======== Source records ========

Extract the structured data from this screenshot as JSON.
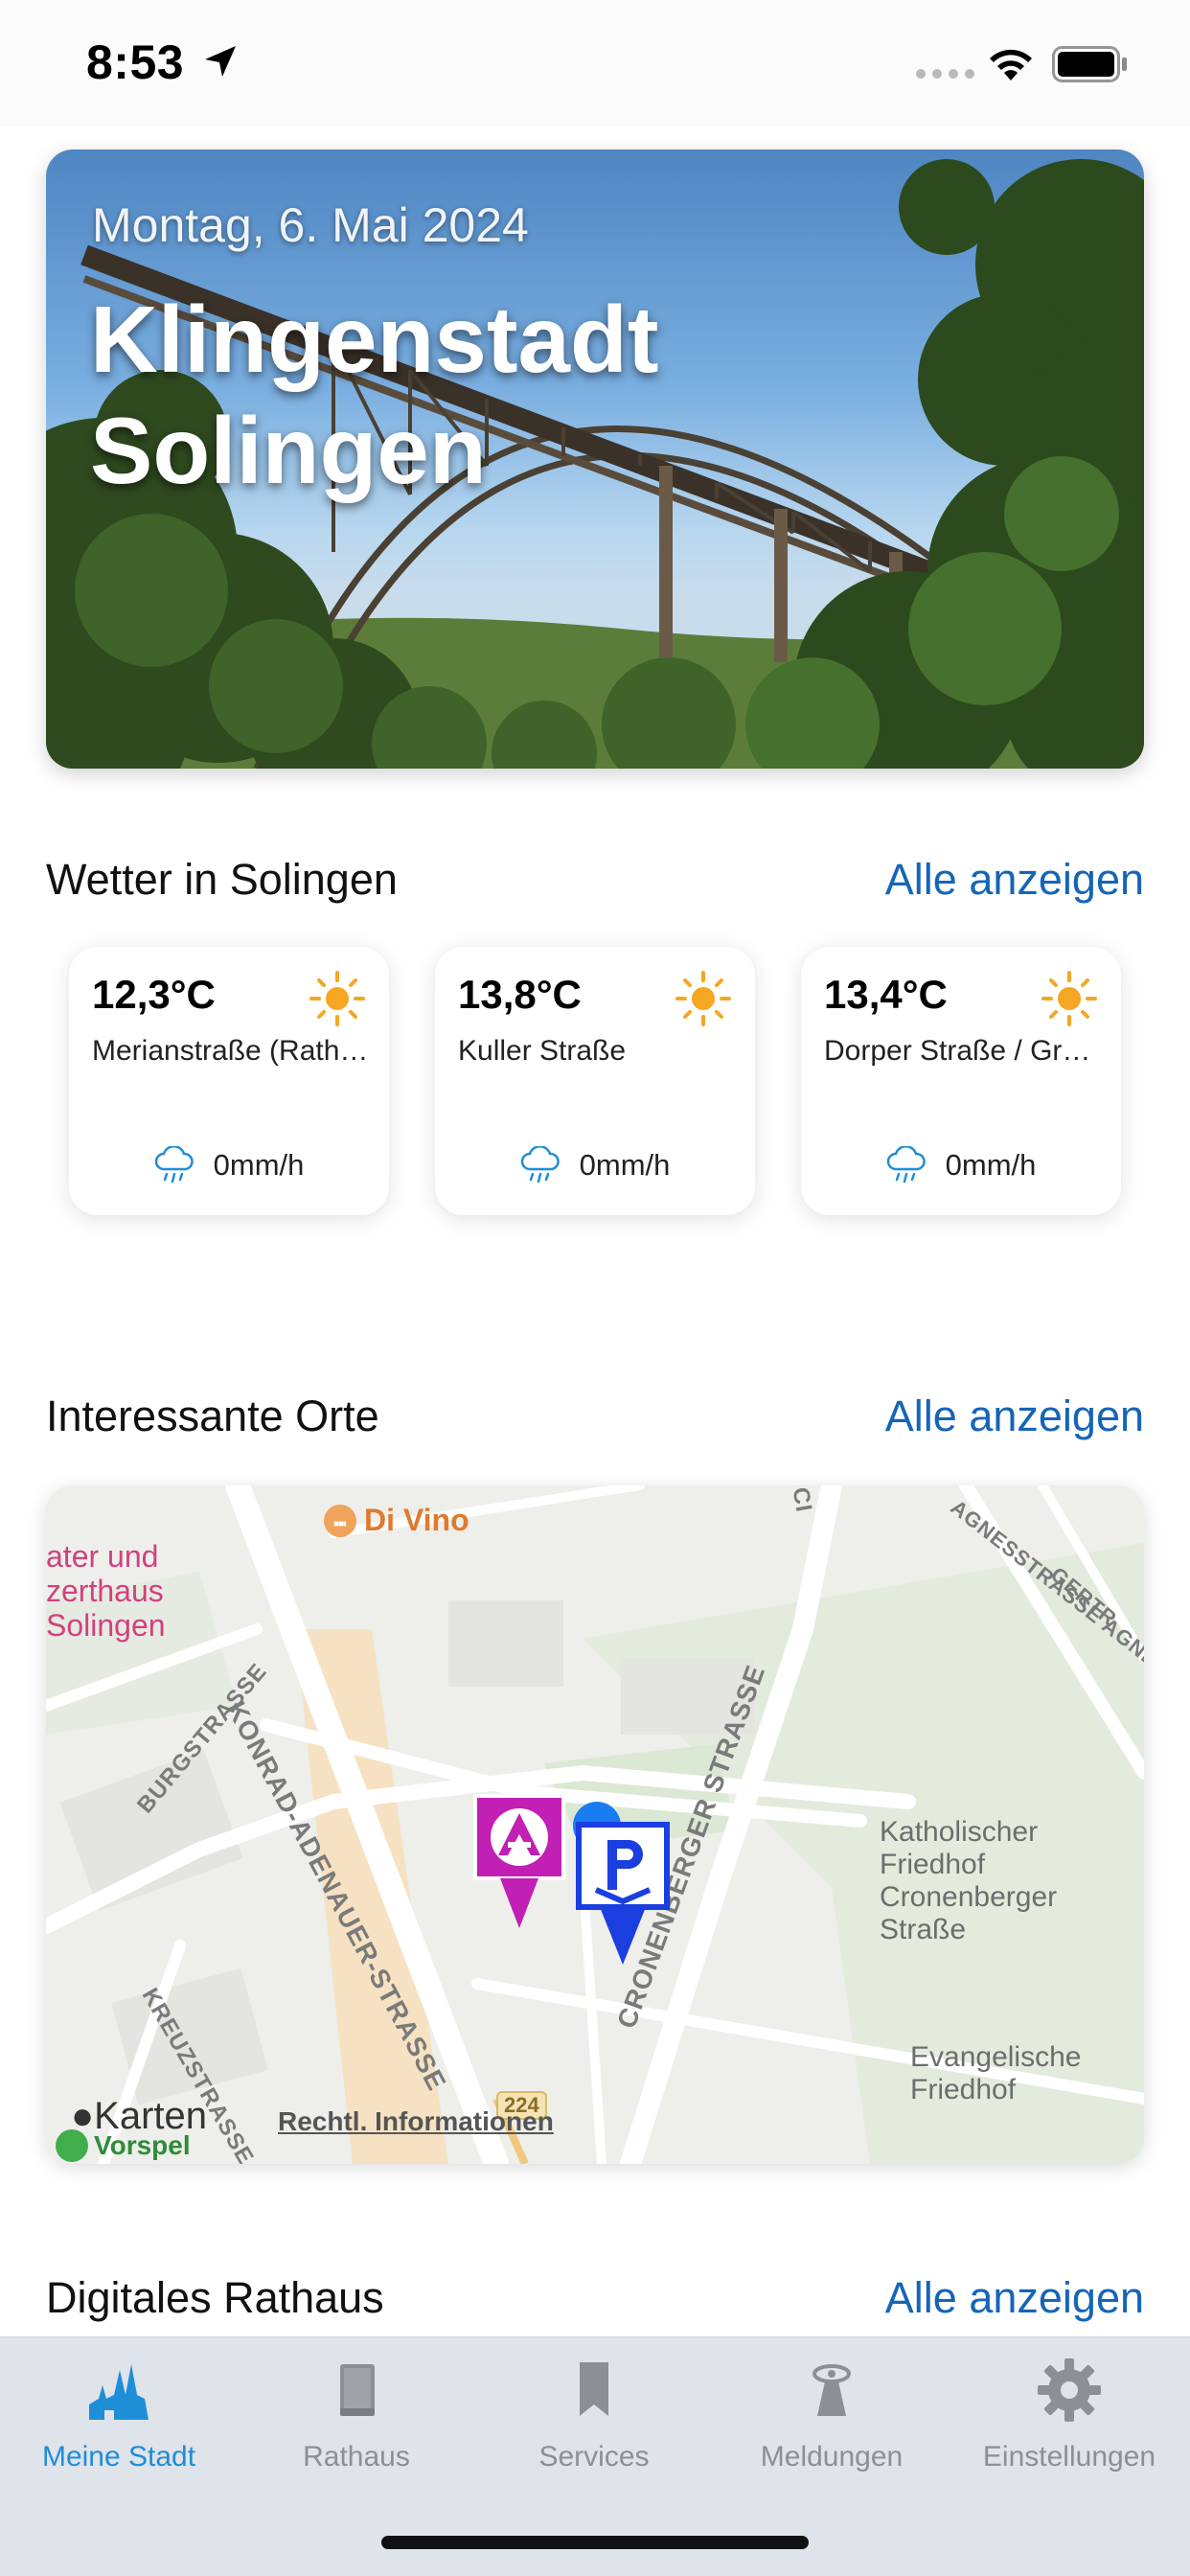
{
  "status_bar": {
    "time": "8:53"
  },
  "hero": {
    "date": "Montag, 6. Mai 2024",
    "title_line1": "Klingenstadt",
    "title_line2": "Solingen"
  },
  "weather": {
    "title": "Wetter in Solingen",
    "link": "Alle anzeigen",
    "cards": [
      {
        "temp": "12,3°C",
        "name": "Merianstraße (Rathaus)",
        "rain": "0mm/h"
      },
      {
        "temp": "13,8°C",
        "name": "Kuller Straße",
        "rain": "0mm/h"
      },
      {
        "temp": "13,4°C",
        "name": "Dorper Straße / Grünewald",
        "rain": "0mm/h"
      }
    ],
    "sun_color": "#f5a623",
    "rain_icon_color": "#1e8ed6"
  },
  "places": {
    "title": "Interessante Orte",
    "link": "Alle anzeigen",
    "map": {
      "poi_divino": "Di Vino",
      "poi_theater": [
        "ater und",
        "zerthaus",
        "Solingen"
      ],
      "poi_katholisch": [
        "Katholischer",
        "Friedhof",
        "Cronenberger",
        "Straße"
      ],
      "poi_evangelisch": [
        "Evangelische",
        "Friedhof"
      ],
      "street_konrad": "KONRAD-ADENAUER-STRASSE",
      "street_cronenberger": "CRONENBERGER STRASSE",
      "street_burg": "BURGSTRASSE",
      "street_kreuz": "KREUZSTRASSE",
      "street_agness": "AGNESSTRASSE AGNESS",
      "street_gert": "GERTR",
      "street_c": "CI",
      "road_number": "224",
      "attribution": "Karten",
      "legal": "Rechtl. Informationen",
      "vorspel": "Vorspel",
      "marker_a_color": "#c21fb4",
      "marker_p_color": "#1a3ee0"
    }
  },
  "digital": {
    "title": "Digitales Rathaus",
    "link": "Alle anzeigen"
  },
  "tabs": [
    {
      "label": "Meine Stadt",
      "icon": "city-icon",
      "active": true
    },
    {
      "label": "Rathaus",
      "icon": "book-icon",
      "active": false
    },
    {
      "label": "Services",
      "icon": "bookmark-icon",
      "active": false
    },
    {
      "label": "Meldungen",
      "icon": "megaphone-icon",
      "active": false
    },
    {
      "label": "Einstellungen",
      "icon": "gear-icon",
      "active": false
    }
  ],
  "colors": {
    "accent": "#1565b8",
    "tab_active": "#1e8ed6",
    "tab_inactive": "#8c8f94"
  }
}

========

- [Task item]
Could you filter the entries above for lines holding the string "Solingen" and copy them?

- [Written answer]
    "title_line2": "Solingen"
    "title": "Wetter in Solingen",
        "Solingen"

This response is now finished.